# [Task directions]
Your task is to write out every line of the data exactly. Drop the pictures.

(Records contained in a dataset)
────────────────────

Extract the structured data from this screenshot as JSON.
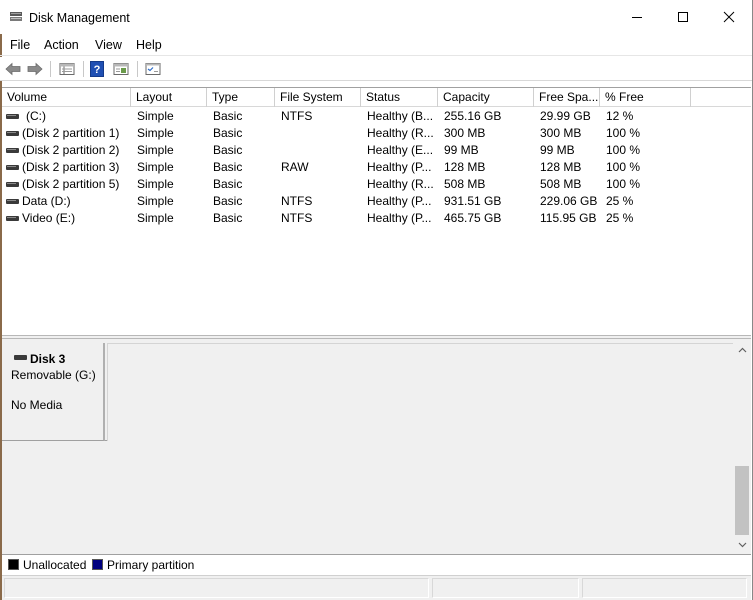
{
  "window": {
    "title": "Disk Management"
  },
  "menu": {
    "items": [
      "File",
      "Action",
      "View",
      "Help"
    ]
  },
  "toolbar": {
    "buttons": [
      "back-icon",
      "forward-icon",
      "disk-list-icon",
      "help-icon",
      "properties-icon",
      "console-icon"
    ]
  },
  "volumes": {
    "columns": [
      "Volume",
      "Layout",
      "Type",
      "File System",
      "Status",
      "Capacity",
      "Free Spa...",
      "% Free"
    ],
    "rows": [
      {
        "volume": "(C:)",
        "layout": "Simple",
        "type": "Basic",
        "fs": "NTFS",
        "status": "Healthy (B...",
        "capacity": "255.16 GB",
        "free": "29.99 GB",
        "pct": "12 %"
      },
      {
        "volume": "(Disk 2 partition 1)",
        "layout": "Simple",
        "type": "Basic",
        "fs": "",
        "status": "Healthy (R...",
        "capacity": "300 MB",
        "free": "300 MB",
        "pct": "100 %"
      },
      {
        "volume": "(Disk 2 partition 2)",
        "layout": "Simple",
        "type": "Basic",
        "fs": "",
        "status": "Healthy (E...",
        "capacity": "99 MB",
        "free": "99 MB",
        "pct": "100 %"
      },
      {
        "volume": "(Disk 2 partition 3)",
        "layout": "Simple",
        "type": "Basic",
        "fs": "RAW",
        "status": "Healthy (P...",
        "capacity": "128 MB",
        "free": "128 MB",
        "pct": "100 %"
      },
      {
        "volume": "(Disk 2 partition 5)",
        "layout": "Simple",
        "type": "Basic",
        "fs": "",
        "status": "Healthy (R...",
        "capacity": "508 MB",
        "free": "508 MB",
        "pct": "100 %"
      },
      {
        "volume": "Data (D:)",
        "layout": "Simple",
        "type": "Basic",
        "fs": "NTFS",
        "status": "Healthy (P...",
        "capacity": "931.51 GB",
        "free": "229.06 GB",
        "pct": "25 %"
      },
      {
        "volume": "Video (E:)",
        "layout": "Simple",
        "type": "Basic",
        "fs": "NTFS",
        "status": "Healthy (P...",
        "capacity": "465.75 GB",
        "free": "115.95 GB",
        "pct": "25 %"
      }
    ]
  },
  "disk": {
    "name": "Disk 3",
    "type": "Removable (G:)",
    "media": "No Media"
  },
  "legend": {
    "items": [
      {
        "label": "Unallocated",
        "color": "#000000"
      },
      {
        "label": "Primary partition",
        "color": "#00007f"
      }
    ]
  }
}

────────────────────

# [Your solution]
Extract the structured data from this screenshot as JSON.
{
  "window": {
    "title": "Disk Management"
  },
  "menu": {
    "items": [
      "File",
      "Action",
      "View",
      "Help"
    ]
  },
  "toolbar": {
    "buttons": [
      "back-icon",
      "forward-icon",
      "disk-list-icon",
      "help-icon",
      "properties-icon",
      "console-icon"
    ]
  },
  "volumes": {
    "columns": [
      "Volume",
      "Layout",
      "Type",
      "File System",
      "Status",
      "Capacity",
      "Free Spa...",
      "% Free"
    ],
    "rows": [
      {
        "volume": "(C:)",
        "layout": "Simple",
        "type": "Basic",
        "fs": "NTFS",
        "status": "Healthy (B...",
        "capacity": "255.16 GB",
        "free": "29.99 GB",
        "pct": "12 %"
      },
      {
        "volume": "(Disk 2 partition 1)",
        "layout": "Simple",
        "type": "Basic",
        "fs": "",
        "status": "Healthy (R...",
        "capacity": "300 MB",
        "free": "300 MB",
        "pct": "100 %"
      },
      {
        "volume": "(Disk 2 partition 2)",
        "layout": "Simple",
        "type": "Basic",
        "fs": "",
        "status": "Healthy (E...",
        "capacity": "99 MB",
        "free": "99 MB",
        "pct": "100 %"
      },
      {
        "volume": "(Disk 2 partition 3)",
        "layout": "Simple",
        "type": "Basic",
        "fs": "RAW",
        "status": "Healthy (P...",
        "capacity": "128 MB",
        "free": "128 MB",
        "pct": "100 %"
      },
      {
        "volume": "(Disk 2 partition 5)",
        "layout": "Simple",
        "type": "Basic",
        "fs": "",
        "status": "Healthy (R...",
        "capacity": "508 MB",
        "free": "508 MB",
        "pct": "100 %"
      },
      {
        "volume": "Data (D:)",
        "layout": "Simple",
        "type": "Basic",
        "fs": "NTFS",
        "status": "Healthy (P...",
        "capacity": "931.51 GB",
        "free": "229.06 GB",
        "pct": "25 %"
      },
      {
        "volume": "Video (E:)",
        "layout": "Simple",
        "type": "Basic",
        "fs": "NTFS",
        "status": "Healthy (P...",
        "capacity": "465.75 GB",
        "free": "115.95 GB",
        "pct": "25 %"
      }
    ]
  },
  "disk": {
    "name": "Disk 3",
    "type": "Removable (G:)",
    "media": "No Media"
  },
  "legend": {
    "items": [
      {
        "label": "Unallocated",
        "color": "#000000"
      },
      {
        "label": "Primary partition",
        "color": "#00007f"
      }
    ]
  }
}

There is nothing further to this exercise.